When to seek medical advice
Contact your GP if you suspect that you or your child have mumps. While the infection is not usually serious, mumps share symptoms with other, more serious types of infection, such as glandular fever and tonsillitis. It is always best to visit your GP so that they can confirm (or rule out) a diagnosis of mumps.
Mumps is usually diagnosed from the symptoms, in particular from the swelling around your parotid glands.
If you have mumps, your GP can see and feel the swelling. By looking inside your mouth, they may be able to see that your tonsils have been pushed out of their usual position.
If you have mumps you may also have a high temperature, approximately between 37.5 and 39.5ºC (100 to 103ºF).
To confirm the diagnosis, particularly in a case where symptoms are severe or there are complications, a blood, urine or cerebrospinal fluid (CSF) test can be used. The CSF test or spinal tap involves taking a sample of the fluid that runs through your spine.
If you think that you or your child has mumps, you should visit your GP so that a diagnosis can be confirmed.
As there is currently no cure for mumps, treatment is aimed at relieving the symptoms and preventing further spreading of the infection.
The symptoms of mumps usually develop 14-25 days after being infected with the mumps virus. The average incubation period is around 17 days.
There are currently no anti-viral medications that can be used to treat mumps. Treatment is focused on relieving symptoms until your body's immune system manages to fight off the infection.
The self-care techniques listed below should help:
- Get plenty of bed rest
- Over-the-counter painkillers, such as ibuprofen or paracetamol, can reduce painful symptoms. Children who are 16 years old or under should not be given aspirin.
- Drink plenty of fluids, avoiding drinks that are known to stimulate saliva production, such as fruit juice, as excess saliva can cause pain. Water is usually the best fluid to drink.
- Applying a cold compress to your swollen glands should help to reduce the pain.
- Eat foods that do not require a lot of chewing, such as soup, mashed potatoes and scrambled eggs.
Preventing the spread of infection
In people with mumps, preventing the spread of infection is also important. The advice below explains the best way to do this.
- Stay away from school, college or work until five days after the onset of your symptoms.
- Wash your hands regularly, using soap and water.
- Always use a tissue to cover your mouth and nose when you cough and sneeze. Throw the tissue in a bin immediately afterwards.
- The best way to prevent catching mumps is to be immunised with the measles, mumps and rubella (MMR) vaccine.
- The MMR vaccine is part of the routine childhood immunisation programme. One dose is given to a child at 12 months of age. A second dose is given in junior infants of primary school at four to five years of age (except in Sligo Leitrim and Donegal where it is given by the GP). Contact your local public nurse or GP if you are uncertain about whether your child's vaccinations are up-to-date.
- The MMR vaccine can be given at any age, so there may be circumstances where you are advised to have the MMR vaccine.
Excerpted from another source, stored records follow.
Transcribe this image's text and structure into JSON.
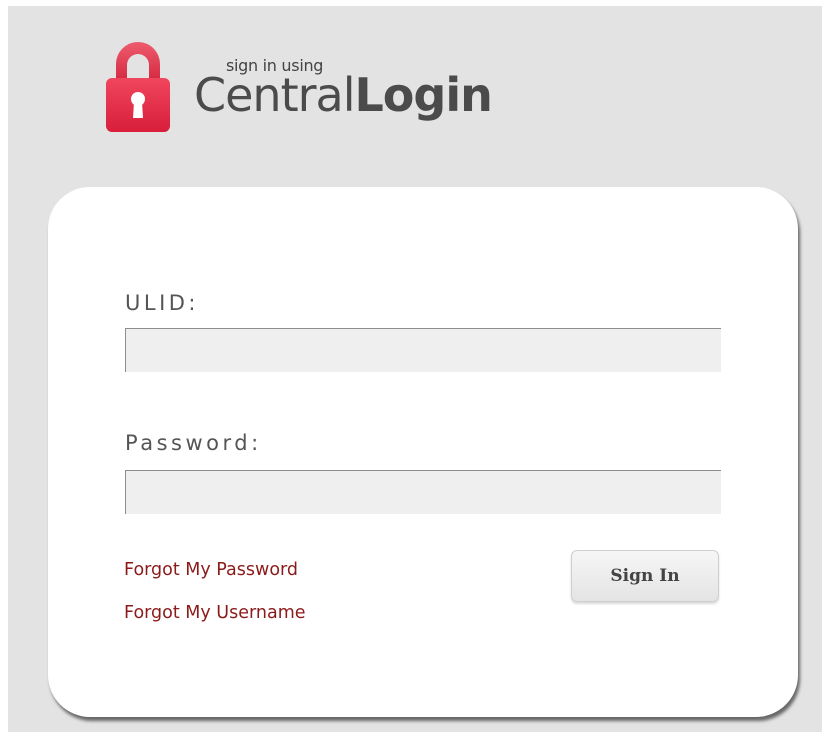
{
  "logo": {
    "small_text": "sign in using",
    "main_text_light": "Central",
    "main_text_bold": "Login",
    "icon": "lock-icon",
    "icon_color": "#e8304a"
  },
  "form": {
    "ulid_label": "ULID:",
    "ulid_value": "",
    "password_label": "Password:",
    "password_value": ""
  },
  "links": {
    "forgot_password": "Forgot My Password",
    "forgot_username": "Forgot My Username"
  },
  "button": {
    "signin_label": "Sign In"
  },
  "colors": {
    "background": "#e3e3e3",
    "card": "#ffffff",
    "link": "#8b1a1a",
    "input_bg": "#efefef"
  }
}
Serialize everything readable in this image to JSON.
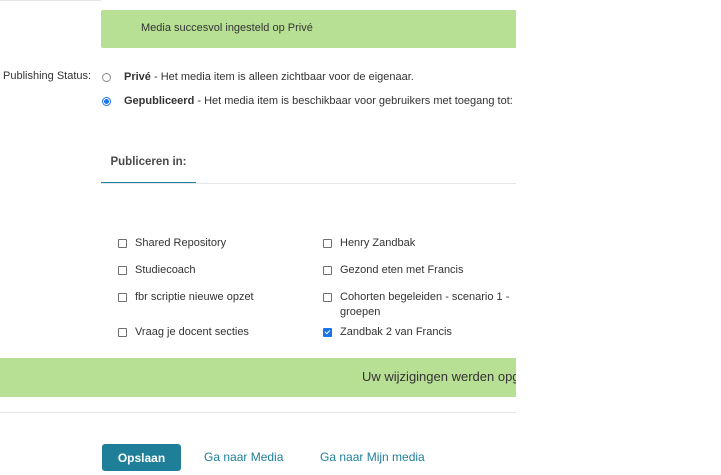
{
  "alerts": {
    "top_message": "Media succesvol ingesteld op Privé",
    "bottom_message": "Uw wijzigingen werden opgeslagen"
  },
  "publishing": {
    "label": "Publishing Status:",
    "options": [
      {
        "title": "Privé",
        "desc": " - Het media item is alleen zichtbaar voor de eigenaar.",
        "checked": false
      },
      {
        "title": "Gepubliceerd",
        "desc": " - Het media item is beschikbaar voor gebruikers met toegang tot:",
        "checked": true
      }
    ]
  },
  "tabs": {
    "publish_in": "Publiceren in:"
  },
  "channels": [
    {
      "label": "Shared Repository",
      "checked": false
    },
    {
      "label": "Henry Zandbak",
      "checked": false
    },
    {
      "label": "Studiecoach",
      "checked": false
    },
    {
      "label": "Gezond eten met Francis",
      "checked": false
    },
    {
      "label": "fbr scriptie nieuwe opzet",
      "checked": false
    },
    {
      "label": "Cohorten begeleiden - scenario 1 - groepen",
      "checked": false
    },
    {
      "label": "Vraag je docent secties",
      "checked": false
    },
    {
      "label": "Zandbak 2 van Francis",
      "checked": true
    }
  ],
  "actions": {
    "save": "Opslaan",
    "goto_media": "Ga naar Media",
    "goto_my_media": "Ga naar Mijn media"
  },
  "colors": {
    "accent": "#1f7f99",
    "success_bg": "#b8e095",
    "radio_checked": "#1a73e8"
  }
}
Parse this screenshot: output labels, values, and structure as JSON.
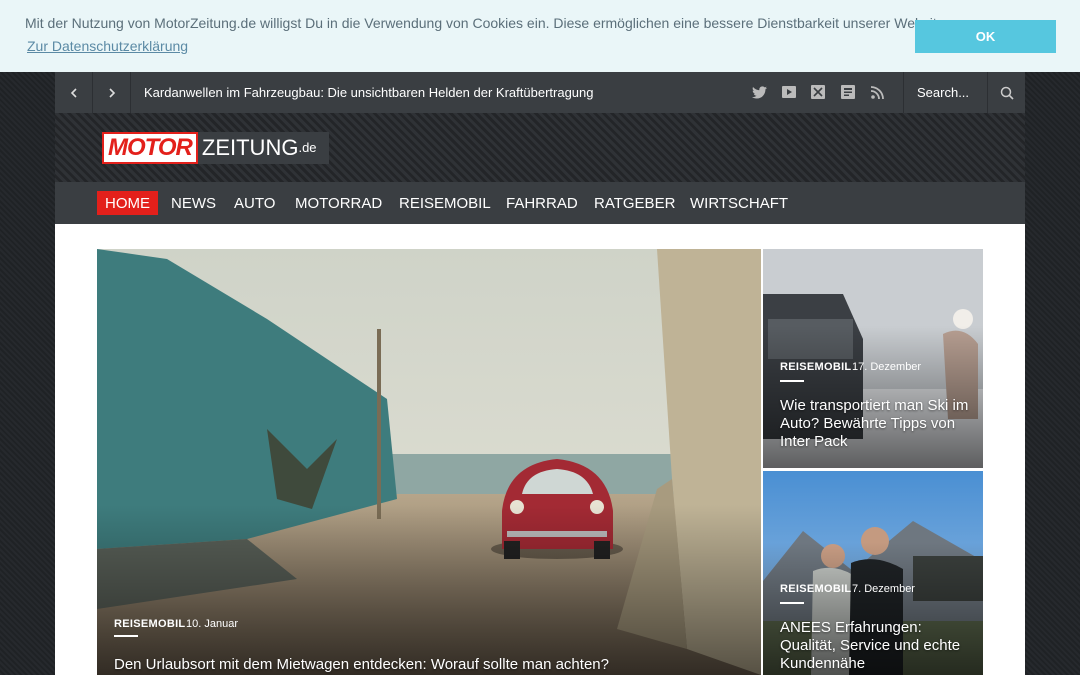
{
  "cookie": {
    "text": "Mit der Nutzung von MotorZeitung.de willigst Du in die Verwendung von Cookies ein. Diese ermöglichen eine bessere Dienstbarkeit unserer Website.",
    "link": "Zur Datenschutzerklärung",
    "ok": "OK"
  },
  "topbar": {
    "ticker": "Kardanwellen im Fahrzeugbau: Die unsichtbaren Helden der Kraftübertragung",
    "search_placeholder": "Search...",
    "social_icons": [
      "twitter-icon",
      "youtube-icon",
      "xing-icon",
      "flipboard-icon",
      "rss-icon"
    ]
  },
  "logo": {
    "motor": "MOTOR",
    "zeitung": "ZEITUNG",
    "de": ".de"
  },
  "menu": [
    "HOME",
    "NEWS",
    "AUTO",
    "MOTORRAD",
    "REISEMOBIL",
    "FAHRRAD",
    "RATGEBER",
    "WIRTSCHAFT"
  ],
  "articles": {
    "hero": {
      "category": "REISEMOBIL",
      "date": "10. Januar",
      "title": "Den Urlaubsort mit dem Mietwagen entdecken: Worauf sollte man achten?"
    },
    "side1": {
      "category": "REISEMOBIL",
      "date": "17. Dezember",
      "title": "Wie transportiert man Ski im Auto? Bewährte Tipps von Inter Pack"
    },
    "side2": {
      "category": "REISEMOBIL",
      "date": "7. Dezember",
      "title": "ANEES Erfahrungen: Qualität, Service und echte Kundennähe"
    }
  },
  "colors": {
    "accent": "#e3201b",
    "cookie_button": "#56c7df",
    "nav_bg": "#3a3e42"
  }
}
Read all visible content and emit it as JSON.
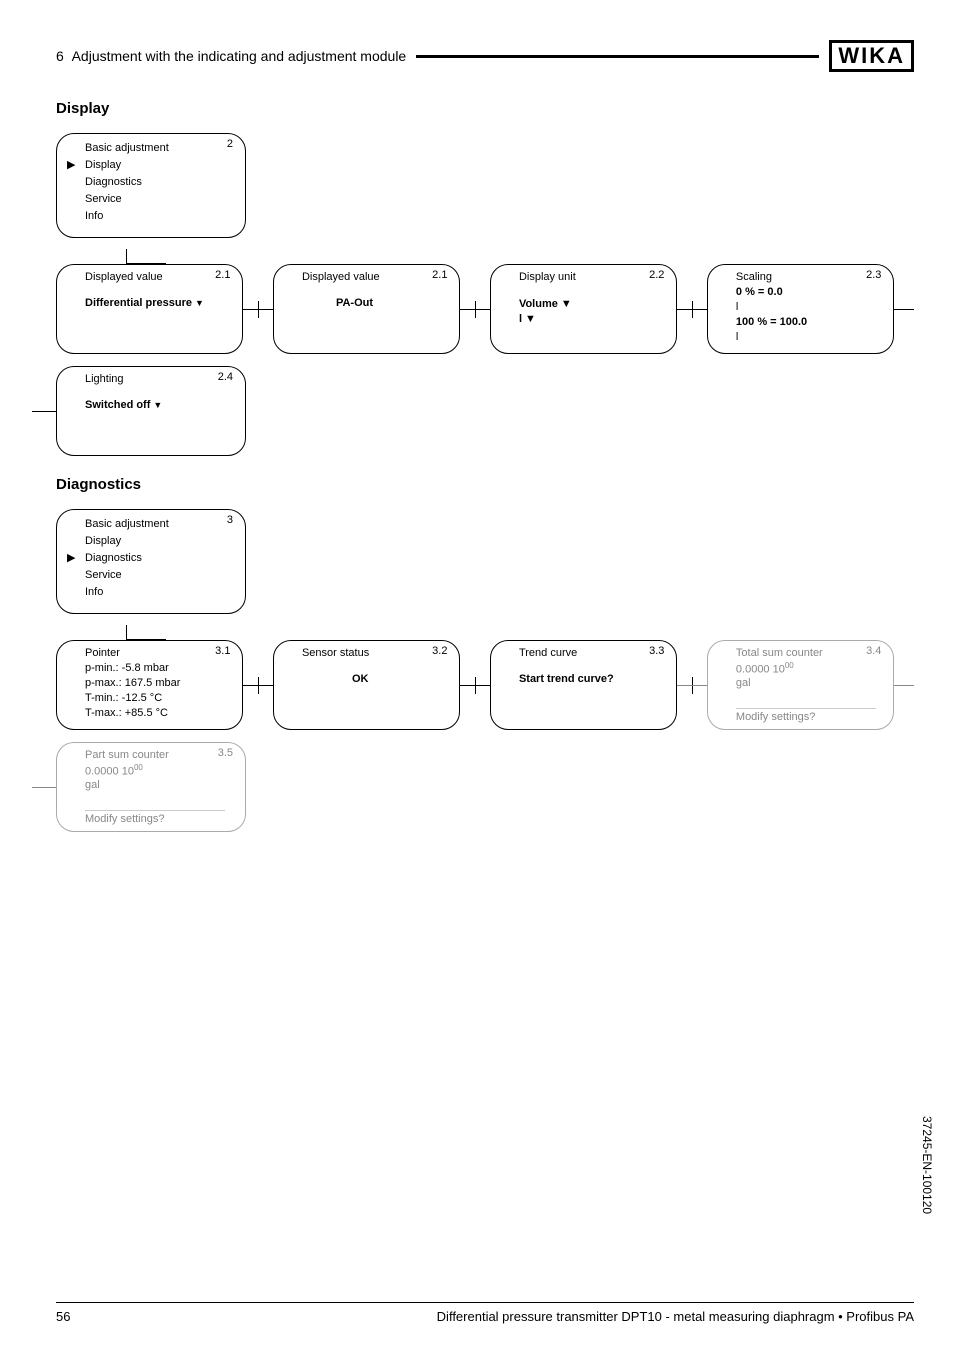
{
  "header": {
    "chapter_num": "6",
    "chapter_title": "Adjustment with the indicating and adjustment module",
    "logo": "WIKA"
  },
  "display_section": {
    "title": "Display",
    "menu": {
      "badge": "2",
      "items": [
        "Basic adjustment",
        "Display",
        "Diagnostics",
        "Service",
        "Info"
      ],
      "selected_index": 1
    },
    "row": [
      {
        "badge": "2.1",
        "title": "Displayed value",
        "body": "Differential pressure",
        "dropdown": true
      },
      {
        "badge": "2.1",
        "title": "Displayed value",
        "body": "PA-Out"
      },
      {
        "badge": "2.2",
        "title": "Display unit",
        "body_lines": [
          "Volume ▼",
          "l ▼"
        ]
      },
      {
        "badge": "2.3",
        "title": "Scaling",
        "lines": [
          "0 % = 0.0",
          "l",
          "100 % = 100.0",
          "l"
        ]
      }
    ],
    "row2": [
      {
        "badge": "2.4",
        "title": "Lighting",
        "body": "Switched off",
        "dropdown": true
      }
    ]
  },
  "diagnostics_section": {
    "title": "Diagnostics",
    "menu": {
      "badge": "3",
      "items": [
        "Basic adjustment",
        "Display",
        "Diagnostics",
        "Service",
        "Info"
      ],
      "selected_index": 2
    },
    "row": [
      {
        "badge": "3.1",
        "title": "Pointer",
        "lines": [
          "p-min.: -5.8 mbar",
          "p-max.: 167.5 mbar",
          "T-min.: -12.5 °C",
          "T-max.: +85.5 °C"
        ]
      },
      {
        "badge": "3.2",
        "title": "Sensor status",
        "body": "OK"
      },
      {
        "badge": "3.3",
        "title": "Trend curve",
        "body": "Start trend curve?"
      },
      {
        "badge": "3.4",
        "title": "Total sum counter",
        "value": "0.0000 10",
        "exp": "00",
        "unit": "gal",
        "footer": "Modify settings?",
        "greyed": true
      }
    ],
    "row2": [
      {
        "badge": "3.5",
        "title": "Part sum counter",
        "value": "0.0000 10",
        "exp": "00",
        "unit": "gal",
        "footer": "Modify settings?",
        "greyed": true
      }
    ]
  },
  "footer": {
    "page": "56",
    "text": "Differential pressure transmitter DPT10 - metal measuring diaphragm • Profibus PA"
  },
  "docnum": "37245-EN-100120"
}
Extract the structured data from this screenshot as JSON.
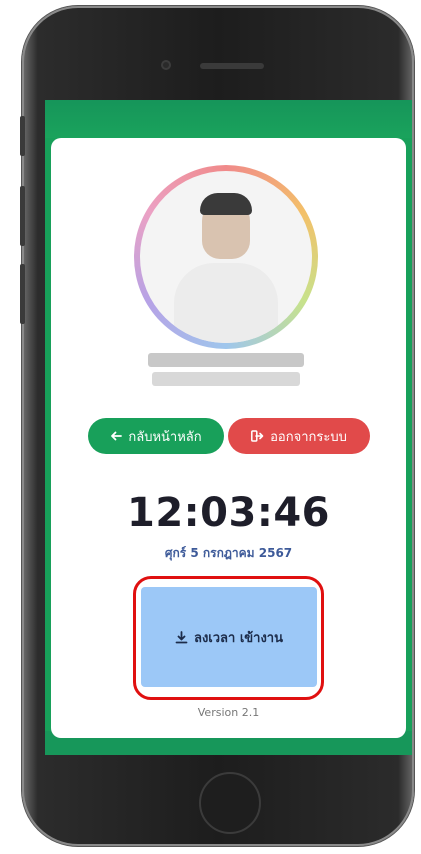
{
  "app": {
    "accent_color": "#18a05a",
    "danger_color": "#e14a4a",
    "clockin_color": "#9cc8f7",
    "highlight_color": "#e01010"
  },
  "profile": {
    "name_redacted": true
  },
  "nav": {
    "home_label": "กลับหน้าหลัก",
    "home_icon": "arrow-left-icon",
    "logout_label": "ออกจากระบบ",
    "logout_icon": "sign-out-icon"
  },
  "clock": {
    "time": "12:03:46",
    "date": "ศุกร์ 5 กรกฎาคม 2567"
  },
  "clockin": {
    "label": "ลงเวลา เข้างาน",
    "icon": "download-icon"
  },
  "footer": {
    "version": "Version 2.1"
  }
}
For example, if you were born between 1980-1990, you may not be protected against mumps. It is unlikely that you will have been previously exposed to a mumps infection, so vaccination may be recommended.
- If you were born before 1978, it is unlikely that you have been vaccinated against mumps. While it is likely that you will have been previously exposed to mumps, vaccination may be recommended if you have a high risk of exposure to mumps.
- All students starting third level college, particularly those aged 17-24 years, are recommended two doses of MMR vaccine if they have not previously received the vaccine. Vaccination for older students is not usually needed.
Factors that can increase your risk of exposure to mumps include:
- Living or working in environments that contain a high number of young people living in close contact, such as a college, university or army base
- Being a healthcare worker
You also have a higher risk of exposure if you are travelling to a part of the world that does not offer routine vaccination against mumps, such as:
- Most of Africa, except Egypt and Libya
- South East Asia
For more information on Mumps please contact your local CarePlus Pharmacy